BEGIN RECORDS FOR THE EXERCISE

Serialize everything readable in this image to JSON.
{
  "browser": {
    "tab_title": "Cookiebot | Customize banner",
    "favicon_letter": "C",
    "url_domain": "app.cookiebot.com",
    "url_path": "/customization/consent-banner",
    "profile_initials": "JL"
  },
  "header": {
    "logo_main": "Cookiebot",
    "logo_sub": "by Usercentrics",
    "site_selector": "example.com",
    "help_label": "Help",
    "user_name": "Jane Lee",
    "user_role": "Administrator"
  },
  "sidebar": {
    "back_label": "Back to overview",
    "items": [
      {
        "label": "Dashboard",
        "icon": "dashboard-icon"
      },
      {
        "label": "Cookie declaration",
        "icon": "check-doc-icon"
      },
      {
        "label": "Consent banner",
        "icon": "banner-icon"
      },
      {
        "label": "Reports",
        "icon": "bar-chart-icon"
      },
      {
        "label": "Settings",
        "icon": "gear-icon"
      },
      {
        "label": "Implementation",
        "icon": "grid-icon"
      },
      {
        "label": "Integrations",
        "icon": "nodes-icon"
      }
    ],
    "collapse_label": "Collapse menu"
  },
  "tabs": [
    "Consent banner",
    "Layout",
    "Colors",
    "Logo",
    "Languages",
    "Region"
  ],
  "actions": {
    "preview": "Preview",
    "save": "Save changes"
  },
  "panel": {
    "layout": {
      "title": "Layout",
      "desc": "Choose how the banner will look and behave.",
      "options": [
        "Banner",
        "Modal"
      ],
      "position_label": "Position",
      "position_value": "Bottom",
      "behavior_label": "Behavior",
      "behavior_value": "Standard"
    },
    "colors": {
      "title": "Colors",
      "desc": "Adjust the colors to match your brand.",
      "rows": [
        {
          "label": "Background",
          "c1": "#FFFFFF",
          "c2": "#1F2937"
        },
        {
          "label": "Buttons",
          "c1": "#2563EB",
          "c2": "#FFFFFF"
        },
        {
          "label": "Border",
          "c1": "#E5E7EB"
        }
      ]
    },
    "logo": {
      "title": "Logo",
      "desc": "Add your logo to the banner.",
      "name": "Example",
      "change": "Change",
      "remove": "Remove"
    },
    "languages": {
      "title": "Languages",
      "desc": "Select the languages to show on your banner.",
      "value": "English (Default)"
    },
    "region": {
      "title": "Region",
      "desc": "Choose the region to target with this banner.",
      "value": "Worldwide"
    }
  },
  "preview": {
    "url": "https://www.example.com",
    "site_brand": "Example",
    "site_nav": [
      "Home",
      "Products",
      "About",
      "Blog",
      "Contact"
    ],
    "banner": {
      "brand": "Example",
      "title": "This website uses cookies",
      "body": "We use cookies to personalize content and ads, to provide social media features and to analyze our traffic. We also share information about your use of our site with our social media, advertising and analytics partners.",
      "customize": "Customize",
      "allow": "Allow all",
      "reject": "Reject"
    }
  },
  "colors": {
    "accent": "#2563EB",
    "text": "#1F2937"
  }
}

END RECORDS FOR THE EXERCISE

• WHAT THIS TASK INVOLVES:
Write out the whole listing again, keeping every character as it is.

• ANSWER TO THE PROBLEM:
Serialize everything readable in this image to JSON.
{
  "browser": {
    "tab_title": "Cookiebot | Customize banner",
    "favicon_letter": "C",
    "url_domain": "app.cookiebot.com",
    "url_path": "/customization/consent-banner",
    "profile_initials": "JL"
  },
  "header": {
    "logo_main": "Cookiebot",
    "logo_sub": "by Usercentrics",
    "site_selector": "example.com",
    "help_label": "Help",
    "user_name": "Jane Lee",
    "user_role": "Administrator"
  },
  "sidebar": {
    "back_label": "Back to overview",
    "items": [
      {
        "label": "Dashboard",
        "icon": "dashboard-icon"
      },
      {
        "label": "Cookie declaration",
        "icon": "check-doc-icon"
      },
      {
        "label": "Consent banner",
        "icon": "banner-icon"
      },
      {
        "label": "Reports",
        "icon": "bar-chart-icon"
      },
      {
        "label": "Settings",
        "icon": "gear-icon"
      },
      {
        "label": "Implementation",
        "icon": "grid-icon"
      },
      {
        "label": "Integrations",
        "icon": "nodes-icon"
      }
    ],
    "collapse_label": "Collapse menu"
  },
  "tabs": [
    "Consent banner",
    "Layout",
    "Colors",
    "Logo",
    "Languages",
    "Region"
  ],
  "actions": {
    "preview": "Preview",
    "save": "Save changes"
  },
  "panel": {
    "layout": {
      "title": "Layout",
      "desc": "Choose how the banner will look and behave.",
      "options": [
        "Banner",
        "Modal"
      ],
      "position_label": "Position",
      "position_value": "Bottom",
      "behavior_label": "Behavior",
      "behavior_value": "Standard"
    },
    "colors": {
      "title": "Colors",
      "desc": "Adjust the colors to match your brand.",
      "rows": [
        {
          "label": "Background",
          "c1": "#FFFFFF",
          "c2": "#1F2937"
        },
        {
          "label": "Buttons",
          "c1": "#2563EB",
          "c2": "#FFFFFF"
        },
        {
          "label": "Border",
          "c1": "#E5E7EB"
        }
      ]
    },
    "logo": {
      "title": "Logo",
      "desc": "Add your logo to the banner.",
      "name": "Example",
      "change": "Change",
      "remove": "Remove"
    },
    "languages": {
      "title": "Languages",
      "desc": "Select the languages to show on your banner.",
      "value": "English (Default)"
    },
    "region": {
      "title": "Region",
      "desc": "Choose the region to target with this banner.",
      "value": "Worldwide"
    }
  },
  "preview": {
    "url": "https://www.example.com",
    "site_brand": "Example",
    "site_nav": [
      "Home",
      "Products",
      "About",
      "Blog",
      "Contact"
    ],
    "banner": {
      "brand": "Example",
      "title": "This website uses cookies",
      "body": "We use cookies to personalize content and ads, to provide social media features and to analyze our traffic. We also share information about your use of our site with our social media, advertising and analytics partners.",
      "customize": "Customize",
      "allow": "Allow all",
      "reject": "Reject"
    }
  },
  "colors": {
    "accent": "#2563EB",
    "text": "#1F2937"
  }
}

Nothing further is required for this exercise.